→ RECORD SET:

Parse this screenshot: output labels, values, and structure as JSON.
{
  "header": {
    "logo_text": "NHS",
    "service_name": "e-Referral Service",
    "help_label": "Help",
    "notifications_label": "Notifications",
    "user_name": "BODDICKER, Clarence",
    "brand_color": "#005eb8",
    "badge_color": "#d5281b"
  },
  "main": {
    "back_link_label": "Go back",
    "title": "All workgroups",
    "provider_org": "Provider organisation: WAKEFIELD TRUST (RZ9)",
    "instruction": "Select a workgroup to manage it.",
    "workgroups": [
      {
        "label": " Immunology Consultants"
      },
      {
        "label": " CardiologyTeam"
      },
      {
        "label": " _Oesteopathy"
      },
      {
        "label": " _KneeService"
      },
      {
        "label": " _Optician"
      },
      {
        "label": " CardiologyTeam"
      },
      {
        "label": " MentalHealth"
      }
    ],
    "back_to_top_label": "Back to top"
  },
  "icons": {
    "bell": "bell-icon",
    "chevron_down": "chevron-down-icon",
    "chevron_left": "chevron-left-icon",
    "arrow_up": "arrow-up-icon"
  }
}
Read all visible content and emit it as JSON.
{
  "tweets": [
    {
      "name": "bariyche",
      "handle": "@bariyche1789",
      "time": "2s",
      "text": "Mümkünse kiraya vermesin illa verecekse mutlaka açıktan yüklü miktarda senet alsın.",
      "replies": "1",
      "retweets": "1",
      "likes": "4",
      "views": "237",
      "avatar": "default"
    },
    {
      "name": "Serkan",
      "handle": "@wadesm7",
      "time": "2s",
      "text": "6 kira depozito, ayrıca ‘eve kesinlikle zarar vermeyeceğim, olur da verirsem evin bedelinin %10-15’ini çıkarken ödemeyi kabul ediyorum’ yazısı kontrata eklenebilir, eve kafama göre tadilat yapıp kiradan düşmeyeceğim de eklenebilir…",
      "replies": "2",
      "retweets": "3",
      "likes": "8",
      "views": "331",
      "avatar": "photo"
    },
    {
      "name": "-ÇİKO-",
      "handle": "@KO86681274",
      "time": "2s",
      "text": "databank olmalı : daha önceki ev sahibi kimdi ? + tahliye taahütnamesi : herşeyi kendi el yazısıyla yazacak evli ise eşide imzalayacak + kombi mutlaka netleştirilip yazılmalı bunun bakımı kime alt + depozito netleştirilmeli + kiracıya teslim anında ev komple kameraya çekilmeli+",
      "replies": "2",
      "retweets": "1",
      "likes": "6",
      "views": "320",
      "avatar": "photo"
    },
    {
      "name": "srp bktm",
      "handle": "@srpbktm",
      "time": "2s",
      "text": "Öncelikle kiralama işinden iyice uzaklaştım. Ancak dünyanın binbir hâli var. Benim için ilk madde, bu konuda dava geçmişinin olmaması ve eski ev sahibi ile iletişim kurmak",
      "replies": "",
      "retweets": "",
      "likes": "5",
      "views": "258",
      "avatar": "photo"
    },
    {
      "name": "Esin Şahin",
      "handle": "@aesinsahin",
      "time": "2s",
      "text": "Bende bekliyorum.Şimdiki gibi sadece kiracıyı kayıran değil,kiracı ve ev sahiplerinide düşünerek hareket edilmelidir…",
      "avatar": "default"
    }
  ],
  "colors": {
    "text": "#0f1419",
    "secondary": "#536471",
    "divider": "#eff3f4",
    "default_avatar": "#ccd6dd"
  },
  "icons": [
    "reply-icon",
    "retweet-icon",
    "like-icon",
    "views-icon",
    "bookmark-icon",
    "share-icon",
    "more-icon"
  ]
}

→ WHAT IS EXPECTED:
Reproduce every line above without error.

→ REPLY:
Parse this screenshot: output labels, values, and structure as JSON.
{
  "header": {
    "logo_text": "NHS",
    "service_name": "e-Referral Service",
    "help_label": "Help",
    "notifications_label": "Notifications",
    "user_name": "BODDICKER, Clarence",
    "brand_color": "#005eb8",
    "badge_color": "#d5281b"
  },
  "main": {
    "back_link_label": "Go back",
    "title": "All workgroups",
    "provider_org": "Provider organisation: WAKEFIELD TRUST (RZ9)",
    "instruction": "Select a workgroup to manage it.",
    "workgroups": [
      {
        "label": " Immunology Consultants"
      },
      {
        "label": " CardiologyTeam"
      },
      {
        "label": " _Oesteopathy"
      },
      {
        "label": " _KneeService"
      },
      {
        "label": " _Optician"
      },
      {
        "label": " CardiologyTeam"
      },
      {
        "label": " MentalHealth"
      }
    ],
    "back_to_top_label": "Back to top"
  },
  "icons": {
    "bell": "bell-icon",
    "chevron_down": "chevron-down-icon",
    "chevron_left": "chevron-left-icon",
    "arrow_up": "arrow-up-icon"
  }
}
Read all visible content and emit it as JSON.
{
  "tweets": [
    {
      "name": "bariyche",
      "handle": "@bariyche1789",
      "time": "2s",
      "text": "Mümkünse kiraya vermesin illa verecekse mutlaka açıktan yüklü miktarda senet alsın.",
      "replies": "1",
      "retweets": "1",
      "likes": "4",
      "views": "237",
      "avatar": "default"
    },
    {
      "name": "Serkan",
      "handle": "@wadesm7",
      "time": "2s",
      "text": "6 kira depozito, ayrıca ‘eve kesinlikle zarar vermeyeceğim, olur da verirsem evin bedelinin %10-15’ini çıkarken ödemeyi kabul ediyorum’ yazısı kontrata eklenebilir, eve kafama göre tadilat yapıp kiradan düşmeyeceğim de eklenebilir…",
      "replies": "2",
      "retweets": "3",
      "likes": "8",
      "views": "331",
      "avatar": "photo"
    },
    {
      "name": "-ÇİKO-",
      "handle": "@KO86681274",
      "time": "2s",
      "text": "databank olmalı : daha önceki ev sahibi kimdi ? + tahliye taahütnamesi : herşeyi kendi el yazısıyla yazacak evli ise eşide imzalayacak + kombi mutlaka netleştirilip yazılmalı bunun bakımı kime alt + depozito netleştirilmeli + kiracıya teslim anında ev komple kameraya çekilmeli+",
      "replies": "2",
      "retweets": "1",
      "likes": "6",
      "views": "320",
      "avatar": "photo"
    },
    {
      "name": "srp bktm",
      "handle": "@srpbktm",
      "time": "2s",
      "text": "Öncelikle kiralama işinden iyice uzaklaştım. Ancak dünyanın binbir hâli var. Benim için ilk madde, bu konuda dava geçmişinin olmaması ve eski ev sahibi ile iletişim kurmak",
      "replies": "",
      "retweets": "",
      "likes": "5",
      "views": "258",
      "avatar": "photo"
    },
    {
      "name": "Esin Şahin",
      "handle": "@aesinsahin",
      "time": "2s",
      "text": "Bende bekliyorum.Şimdiki gibi sadece kiracıyı kayıran değil,kiracı ve ev sahiplerinide düşünerek hareket edilmelidir…",
      "avatar": "default"
    }
  ],
  "colors": {
    "text": "#0f1419",
    "secondary": "#536471",
    "divider": "#eff3f4",
    "default_avatar": "#ccd6dd"
  },
  "icons": [
    "reply-icon",
    "retweet-icon",
    "like-icon",
    "views-icon",
    "bookmark-icon",
    "share-icon",
    "more-icon"
  ]
}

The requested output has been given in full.